WHAT YOU HAVE TO DO:
Please find every line in the entries below that contains the string "this", and copy it.

==============================

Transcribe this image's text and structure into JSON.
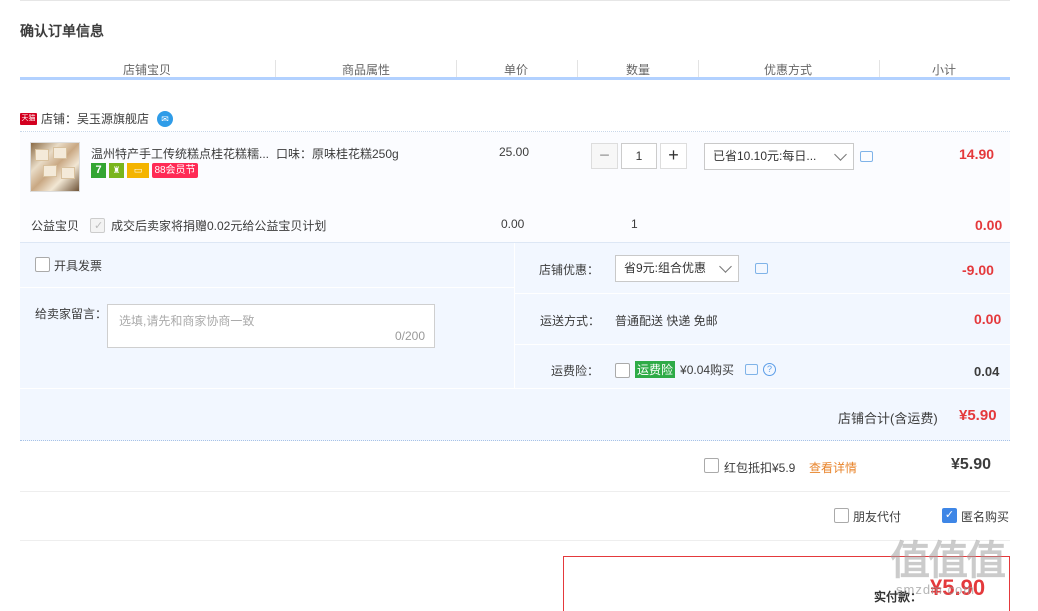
{
  "section_title": "确认订单信息",
  "columns": [
    "店铺宝贝",
    "商品属性",
    "单价",
    "数量",
    "优惠方式",
    "小计"
  ],
  "shop": {
    "badge": "天猫",
    "label": "店铺：吴玉源旗舰店"
  },
  "item": {
    "title": "温州特产手工传统糕点桂花糕糯...",
    "attr": "口味：原味桂花糕250g",
    "tags": [
      "7",
      "88会员节"
    ],
    "unit_price": "25.00",
    "quantity": "1",
    "minus": "−",
    "plus": "+",
    "promo": "已省10.10元:每日...",
    "subtotal": "14.90"
  },
  "charity": {
    "label": "公益宝贝",
    "text": "成交后卖家将捐赠0.02元给公益宝贝计划",
    "price": "0.00",
    "quantity": "1",
    "subtotal": "0.00"
  },
  "invoice": {
    "label": "开具发票"
  },
  "message": {
    "label": "给卖家留言：",
    "placeholder": "选填,请先和商家协商一致",
    "count": "0/200"
  },
  "shop_discount": {
    "label": "店铺优惠：",
    "value": "省9元:组合优惠",
    "amount": "-9.00"
  },
  "shipping": {
    "label": "运送方式：",
    "value": "普通配送 快递 免邮",
    "amount": "0.00"
  },
  "insurance": {
    "label": "运费险：",
    "tag": "运费险",
    "text": "¥0.04购买",
    "amount": "0.04"
  },
  "shop_total": {
    "label": "店铺合计(含运费)",
    "amount": "¥5.90"
  },
  "red_packet": {
    "label": "红包抵扣¥5.9",
    "link": "查看详情",
    "amount": "¥5.90"
  },
  "friend_pay": {
    "label": "朋友代付"
  },
  "anonymous": {
    "label": "匿名购买"
  },
  "pay": {
    "label": "实付款：",
    "amount": "¥5.90"
  },
  "watermark": {
    "text": "值值值",
    "url": "smzdm.com"
  },
  "colors": {
    "accent_red": "#e4393c",
    "header_line": "#b2d1ff",
    "panel_bg": "#f2f7ff",
    "link_orange": "#e8842b",
    "checkbox_blue": "#3e86e6"
  }
}
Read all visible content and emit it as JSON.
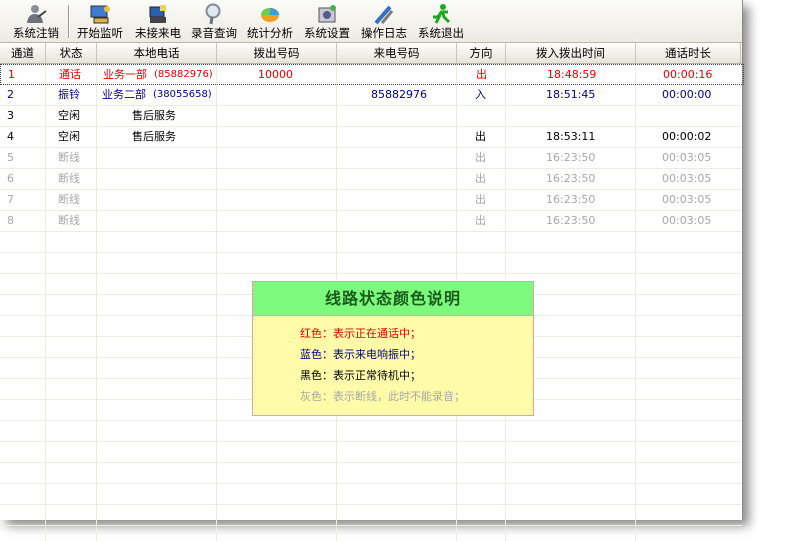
{
  "toolbar": {
    "buttons": [
      {
        "label": "系统注销",
        "icon": "user-icon"
      },
      {
        "label": "开始监听",
        "icon": "monitor-icon"
      },
      {
        "label": "未接来电",
        "icon": "phone-icon"
      },
      {
        "label": "录音查询",
        "icon": "search-icon"
      },
      {
        "label": "统计分析",
        "icon": "pie-chart-icon"
      },
      {
        "label": "系统设置",
        "icon": "settings-icon"
      },
      {
        "label": "操作日志",
        "icon": "pen-icon"
      },
      {
        "label": "系统退出",
        "icon": "exit-icon"
      }
    ]
  },
  "table": {
    "columns": [
      "通道",
      "状态",
      "本地电话",
      "拨出号码",
      "来电号码",
      "方向",
      "拨入拨出时间",
      "通话时长"
    ],
    "rows": [
      {
        "channel": "1",
        "status": "通话",
        "local": "业务一部",
        "local_num": "(85882976)",
        "dial_out": "10000",
        "incoming": "",
        "direction": "出",
        "time": "18:48:59",
        "duration": "00:00:16",
        "color": "red"
      },
      {
        "channel": "2",
        "status": "振铃",
        "local": "业务二部",
        "local_num": "(38055658)",
        "dial_out": "",
        "incoming": "85882976",
        "direction": "入",
        "time": "18:51:45",
        "duration": "00:00:00",
        "color": "blue"
      },
      {
        "channel": "3",
        "status": "空闲",
        "local": "售后服务",
        "local_num": "",
        "dial_out": "",
        "incoming": "",
        "direction": "",
        "time": "",
        "duration": "",
        "color": "black"
      },
      {
        "channel": "4",
        "status": "空闲",
        "local": "售后服务",
        "local_num": "",
        "dial_out": "",
        "incoming": "",
        "direction": "出",
        "time": "18:53:11",
        "duration": "00:00:02",
        "color": "black"
      },
      {
        "channel": "5",
        "status": "断线",
        "local": "",
        "local_num": "",
        "dial_out": "",
        "incoming": "",
        "direction": "出",
        "time": "16:23:50",
        "duration": "00:03:05",
        "color": "gray"
      },
      {
        "channel": "6",
        "status": "断线",
        "local": "",
        "local_num": "",
        "dial_out": "",
        "incoming": "",
        "direction": "出",
        "time": "16:23:50",
        "duration": "00:03:05",
        "color": "gray"
      },
      {
        "channel": "7",
        "status": "断线",
        "local": "",
        "local_num": "",
        "dial_out": "",
        "incoming": "",
        "direction": "出",
        "time": "16:23:50",
        "duration": "00:03:05",
        "color": "gray"
      },
      {
        "channel": "8",
        "status": "断线",
        "local": "",
        "local_num": "",
        "dial_out": "",
        "incoming": "",
        "direction": "出",
        "time": "16:23:50",
        "duration": "00:03:05",
        "color": "gray"
      }
    ]
  },
  "legend": {
    "title": "线路状态颜色说明",
    "lines": [
      {
        "text": "红色：表示正在通话中；",
        "color": "#e00000"
      },
      {
        "text": "蓝色：表示来电响振中；",
        "color": "#00008b"
      },
      {
        "text": "黑色：表示正常待机中；",
        "color": "#000000"
      },
      {
        "text": "灰色：表示断线，此时不能录音；",
        "color": "#a8a8a8"
      }
    ]
  },
  "colors": {
    "red": "#e00000",
    "blue": "#00008b",
    "black": "#000000",
    "gray": "#a8a8a8"
  }
}
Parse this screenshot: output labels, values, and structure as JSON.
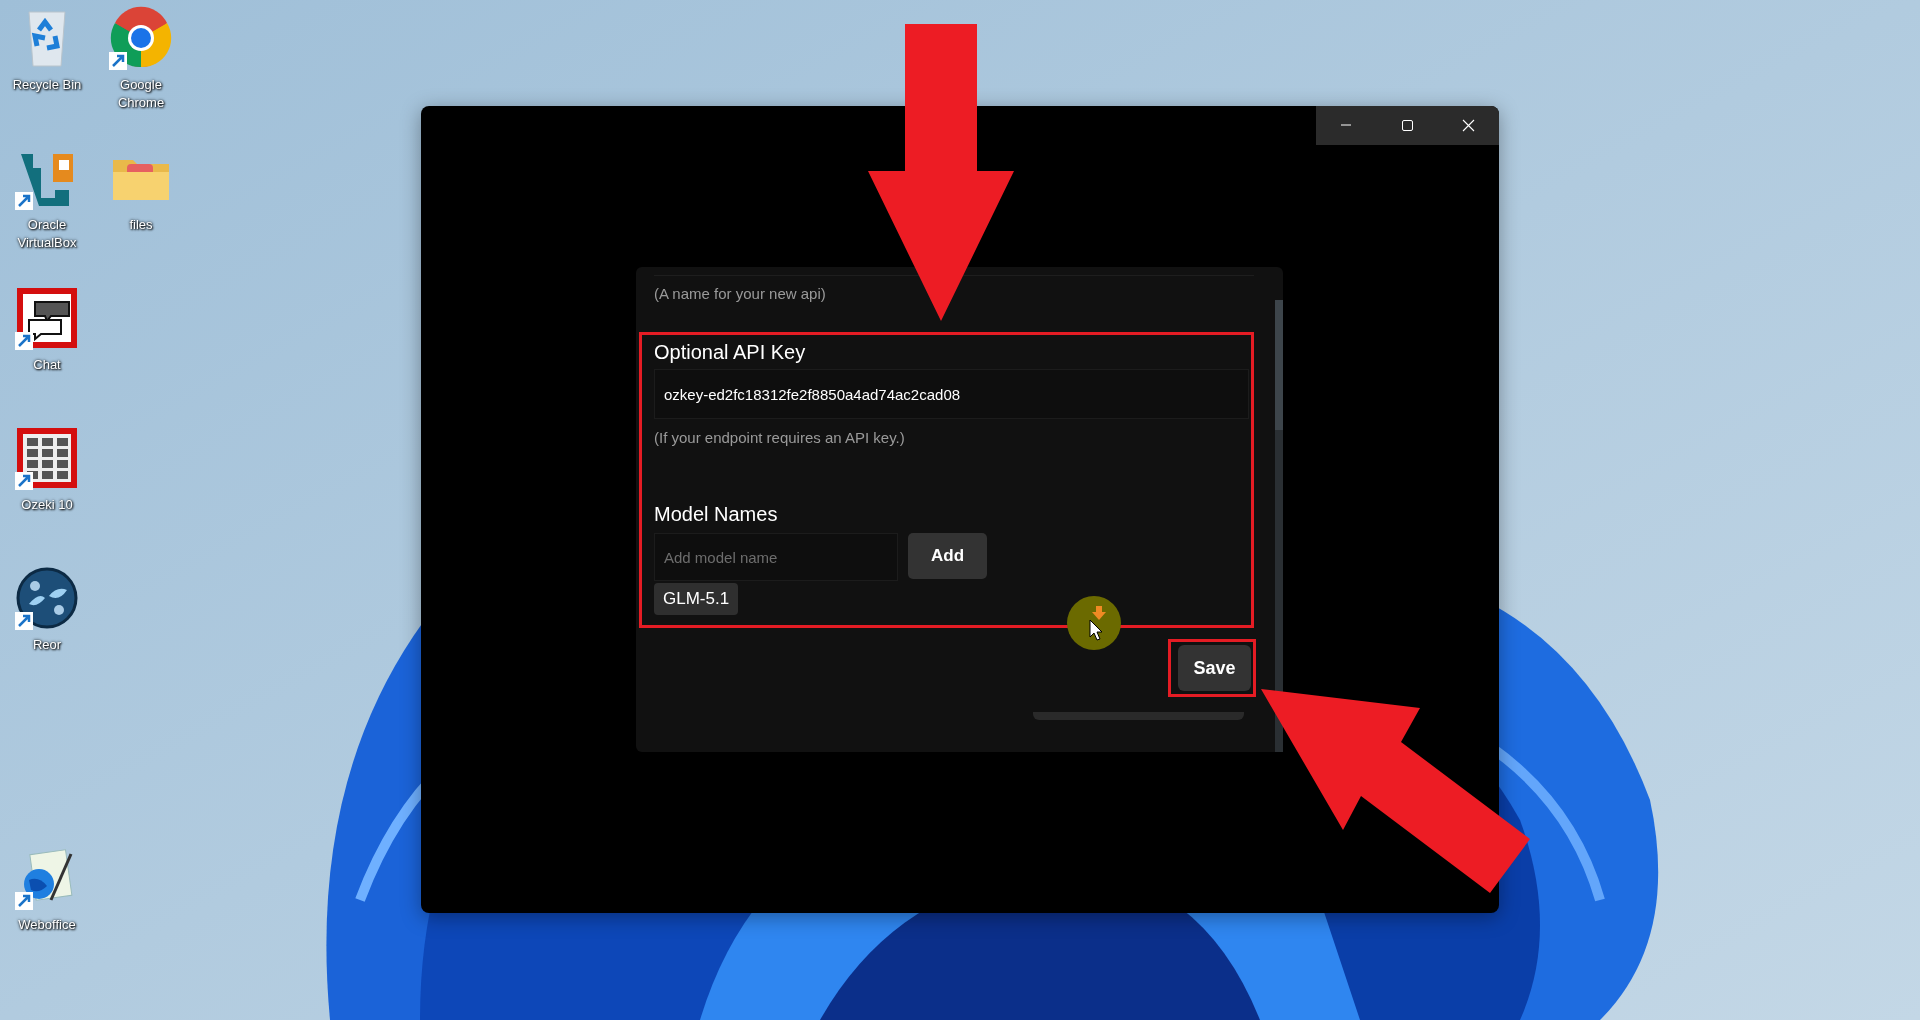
{
  "desktop_icons": [
    {
      "label": "Recycle Bin",
      "kind": "recycle-bin",
      "shortcut": false
    },
    {
      "label": "Google Chrome",
      "kind": "chrome",
      "shortcut": true
    },
    {
      "label": "Oracle VirtualBox",
      "kind": "virtualbox",
      "shortcut": true
    },
    {
      "label": "files",
      "kind": "folder",
      "shortcut": false
    },
    {
      "label": "Chat",
      "kind": "chat",
      "shortcut": true
    },
    {
      "label": "Ozeki 10",
      "kind": "keypad",
      "shortcut": true
    },
    {
      "label": "Reor",
      "kind": "reor",
      "shortcut": true
    },
    {
      "label": "Weboffice",
      "kind": "weboffice",
      "shortcut": true
    }
  ],
  "window": {
    "controls": [
      {
        "kind": "minimize"
      },
      {
        "kind": "maximize"
      },
      {
        "kind": "close"
      }
    ]
  },
  "dialog": {
    "name_hint": "(A name for your new api)",
    "section_highlighted": true,
    "api_key": {
      "label": "Optional API Key",
      "value": "ozkey-ed2fc18312fe2f8850a4ad74ac2cad08",
      "hint": "(If your endpoint requires an API key.)"
    },
    "model_names": {
      "label": "Model Names",
      "placeholder": "Add model name",
      "add_button": "Add",
      "models": [
        "GLM-5.1"
      ]
    },
    "save_button": {
      "label": "Save",
      "highlighted": true
    }
  },
  "annotations": [
    {
      "kind": "arrow-down"
    },
    {
      "kind": "arrow-diagonal"
    }
  ]
}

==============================

ANSWER BOX:
Transcribe this image's text and structure into JSON.
Parse this screenshot: output labels, values, and structure as JSON.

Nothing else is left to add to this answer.